_Task description:_
What follows is a set of records. Repeat every one of them exactly.

_Dataset records:_
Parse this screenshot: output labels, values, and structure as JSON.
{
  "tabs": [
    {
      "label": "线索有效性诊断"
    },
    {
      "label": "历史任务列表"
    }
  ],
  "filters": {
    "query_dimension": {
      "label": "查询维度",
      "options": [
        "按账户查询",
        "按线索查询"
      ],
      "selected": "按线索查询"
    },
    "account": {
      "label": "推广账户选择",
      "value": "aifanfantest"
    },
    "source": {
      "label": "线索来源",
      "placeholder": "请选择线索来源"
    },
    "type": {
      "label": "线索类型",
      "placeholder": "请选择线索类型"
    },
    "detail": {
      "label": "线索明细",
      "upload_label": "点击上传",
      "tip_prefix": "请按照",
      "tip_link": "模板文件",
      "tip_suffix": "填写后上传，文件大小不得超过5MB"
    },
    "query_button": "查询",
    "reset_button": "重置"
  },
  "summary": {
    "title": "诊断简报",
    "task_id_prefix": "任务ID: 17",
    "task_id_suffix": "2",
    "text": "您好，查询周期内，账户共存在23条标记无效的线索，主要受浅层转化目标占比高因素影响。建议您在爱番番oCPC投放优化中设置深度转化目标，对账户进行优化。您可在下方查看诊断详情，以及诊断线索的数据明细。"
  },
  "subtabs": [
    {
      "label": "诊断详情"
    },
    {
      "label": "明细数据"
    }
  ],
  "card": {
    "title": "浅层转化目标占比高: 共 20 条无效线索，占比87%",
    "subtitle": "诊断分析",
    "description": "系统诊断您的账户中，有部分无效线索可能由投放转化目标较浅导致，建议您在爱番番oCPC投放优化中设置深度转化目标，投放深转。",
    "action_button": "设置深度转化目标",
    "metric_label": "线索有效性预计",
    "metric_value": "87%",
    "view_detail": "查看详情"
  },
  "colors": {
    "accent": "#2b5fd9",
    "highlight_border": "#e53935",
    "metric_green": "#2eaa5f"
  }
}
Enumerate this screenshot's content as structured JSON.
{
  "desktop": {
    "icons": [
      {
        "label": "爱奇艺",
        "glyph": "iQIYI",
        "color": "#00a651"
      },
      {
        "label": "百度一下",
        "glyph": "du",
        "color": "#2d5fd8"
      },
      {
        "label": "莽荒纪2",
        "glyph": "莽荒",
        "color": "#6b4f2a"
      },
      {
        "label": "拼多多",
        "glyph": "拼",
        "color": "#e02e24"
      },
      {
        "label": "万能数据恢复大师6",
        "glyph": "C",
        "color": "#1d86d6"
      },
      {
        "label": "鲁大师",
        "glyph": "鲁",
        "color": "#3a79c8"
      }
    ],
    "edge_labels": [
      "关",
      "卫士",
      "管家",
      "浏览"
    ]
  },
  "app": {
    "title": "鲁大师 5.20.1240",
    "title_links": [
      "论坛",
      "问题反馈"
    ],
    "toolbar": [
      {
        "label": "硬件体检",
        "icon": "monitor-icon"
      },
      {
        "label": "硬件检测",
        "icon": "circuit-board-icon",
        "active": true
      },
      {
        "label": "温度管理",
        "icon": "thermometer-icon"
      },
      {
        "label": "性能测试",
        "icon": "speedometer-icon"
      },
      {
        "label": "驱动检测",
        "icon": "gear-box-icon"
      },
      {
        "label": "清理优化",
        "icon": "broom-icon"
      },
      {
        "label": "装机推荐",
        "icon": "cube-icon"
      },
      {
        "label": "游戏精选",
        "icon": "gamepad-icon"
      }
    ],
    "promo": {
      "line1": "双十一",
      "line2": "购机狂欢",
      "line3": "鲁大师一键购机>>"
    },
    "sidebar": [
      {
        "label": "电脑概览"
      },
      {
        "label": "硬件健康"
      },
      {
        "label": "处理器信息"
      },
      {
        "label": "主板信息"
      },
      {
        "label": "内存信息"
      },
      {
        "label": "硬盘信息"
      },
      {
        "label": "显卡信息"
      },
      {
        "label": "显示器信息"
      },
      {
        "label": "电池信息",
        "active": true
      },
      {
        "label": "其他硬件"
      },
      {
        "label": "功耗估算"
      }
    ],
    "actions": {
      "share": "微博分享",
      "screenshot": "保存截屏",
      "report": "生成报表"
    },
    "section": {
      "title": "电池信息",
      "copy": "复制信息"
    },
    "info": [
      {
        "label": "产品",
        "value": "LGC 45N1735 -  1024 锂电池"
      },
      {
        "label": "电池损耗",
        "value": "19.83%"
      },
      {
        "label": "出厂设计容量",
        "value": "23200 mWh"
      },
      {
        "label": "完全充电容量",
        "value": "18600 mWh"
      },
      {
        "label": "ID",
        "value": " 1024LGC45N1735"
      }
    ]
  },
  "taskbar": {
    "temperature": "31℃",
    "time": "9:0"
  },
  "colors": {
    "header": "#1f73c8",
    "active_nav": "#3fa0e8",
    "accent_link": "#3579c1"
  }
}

_Task answer:_
Parse this screenshot: output labels, values, and structure as JSON.
{
  "tabs": [
    {
      "label": "线索有效性诊断"
    },
    {
      "label": "历史任务列表"
    }
  ],
  "filters": {
    "query_dimension": {
      "label": "查询维度",
      "options": [
        "按账户查询",
        "按线索查询"
      ],
      "selected": "按线索查询"
    },
    "account": {
      "label": "推广账户选择",
      "value": "aifanfantest"
    },
    "source": {
      "label": "线索来源",
      "placeholder": "请选择线索来源"
    },
    "type": {
      "label": "线索类型",
      "placeholder": "请选择线索类型"
    },
    "detail": {
      "label": "线索明细",
      "upload_label": "点击上传",
      "tip_prefix": "请按照",
      "tip_link": "模板文件",
      "tip_suffix": "填写后上传，文件大小不得超过5MB"
    },
    "query_button": "查询",
    "reset_button": "重置"
  },
  "summary": {
    "title": "诊断简报",
    "task_id_prefix": "任务ID: 17",
    "task_id_suffix": "2",
    "text": "您好，查询周期内，账户共存在23条标记无效的线索，主要受浅层转化目标占比高因素影响。建议您在爱番番oCPC投放优化中设置深度转化目标，对账户进行优化。您可在下方查看诊断详情，以及诊断线索的数据明细。"
  },
  "subtabs": [
    {
      "label": "诊断详情"
    },
    {
      "label": "明细数据"
    }
  ],
  "card": {
    "title": "浅层转化目标占比高: 共 20 条无效线索，占比87%",
    "subtitle": "诊断分析",
    "description": "系统诊断您的账户中，有部分无效线索可能由投放转化目标较浅导致，建议您在爱番番oCPC投放优化中设置深度转化目标，投放深转。",
    "action_button": "设置深度转化目标",
    "metric_label": "线索有效性预计",
    "metric_value": "87%",
    "view_detail": "查看详情"
  },
  "colors": {
    "accent": "#2b5fd9",
    "highlight_border": "#e53935",
    "metric_green": "#2eaa5f"
  }
}
Enumerate this screenshot's content as structured JSON.
{
  "desktop": {
    "icons": [
      {
        "label": "爱奇艺",
        "glyph": "iQIYI",
        "color": "#00a651"
      },
      {
        "label": "百度一下",
        "glyph": "du",
        "color": "#2d5fd8"
      },
      {
        "label": "莽荒纪2",
        "glyph": "莽荒",
        "color": "#6b4f2a"
      },
      {
        "label": "拼多多",
        "glyph": "拼",
        "color": "#e02e24"
      },
      {
        "label": "万能数据恢复大师6",
        "glyph": "C",
        "color": "#1d86d6"
      },
      {
        "label": "鲁大师",
        "glyph": "鲁",
        "color": "#3a79c8"
      }
    ],
    "edge_labels": [
      "关",
      "卫士",
      "管家",
      "浏览"
    ]
  },
  "app": {
    "title": "鲁大师 5.20.1240",
    "title_links": [
      "论坛",
      "问题反馈"
    ],
    "toolbar": [
      {
        "label": "硬件体检",
        "icon": "monitor-icon"
      },
      {
        "label": "硬件检测",
        "icon": "circuit-board-icon",
        "active": true
      },
      {
        "label": "温度管理",
        "icon": "thermometer-icon"
      },
      {
        "label": "性能测试",
        "icon": "speedometer-icon"
      },
      {
        "label": "驱动检测",
        "icon": "gear-box-icon"
      },
      {
        "label": "清理优化",
        "icon": "broom-icon"
      },
      {
        "label": "装机推荐",
        "icon": "cube-icon"
      },
      {
        "label": "游戏精选",
        "icon": "gamepad-icon"
      }
    ],
    "promo": {
      "line1": "双十一",
      "line2": "购机狂欢",
      "line3": "鲁大师一键购机>>"
    },
    "sidebar": [
      {
        "label": "电脑概览"
      },
      {
        "label": "硬件健康"
      },
      {
        "label": "处理器信息"
      },
      {
        "label": "主板信息"
      },
      {
        "label": "内存信息"
      },
      {
        "label": "硬盘信息"
      },
      {
        "label": "显卡信息"
      },
      {
        "label": "显示器信息"
      },
      {
        "label": "电池信息",
        "active": true
      },
      {
        "label": "其他硬件"
      },
      {
        "label": "功耗估算"
      }
    ],
    "actions": {
      "share": "微博分享",
      "screenshot": "保存截屏",
      "report": "生成报表"
    },
    "section": {
      "title": "电池信息",
      "copy": "复制信息"
    },
    "info": [
      {
        "label": "产品",
        "value": "LGC 45N1735 -  1024 锂电池"
      },
      {
        "label": "电池损耗",
        "value": "19.83%"
      },
      {
        "label": "出厂设计容量",
        "value": "23200 mWh"
      },
      {
        "label": "完全充电容量",
        "value": "18600 mWh"
      },
      {
        "label": "ID",
        "value": " 1024LGC45N1735"
      }
    ]
  },
  "taskbar": {
    "temperature": "31℃",
    "time": "9:0"
  },
  "colors": {
    "header": "#1f73c8",
    "active_nav": "#3fa0e8",
    "accent_link": "#3579c1"
  }
}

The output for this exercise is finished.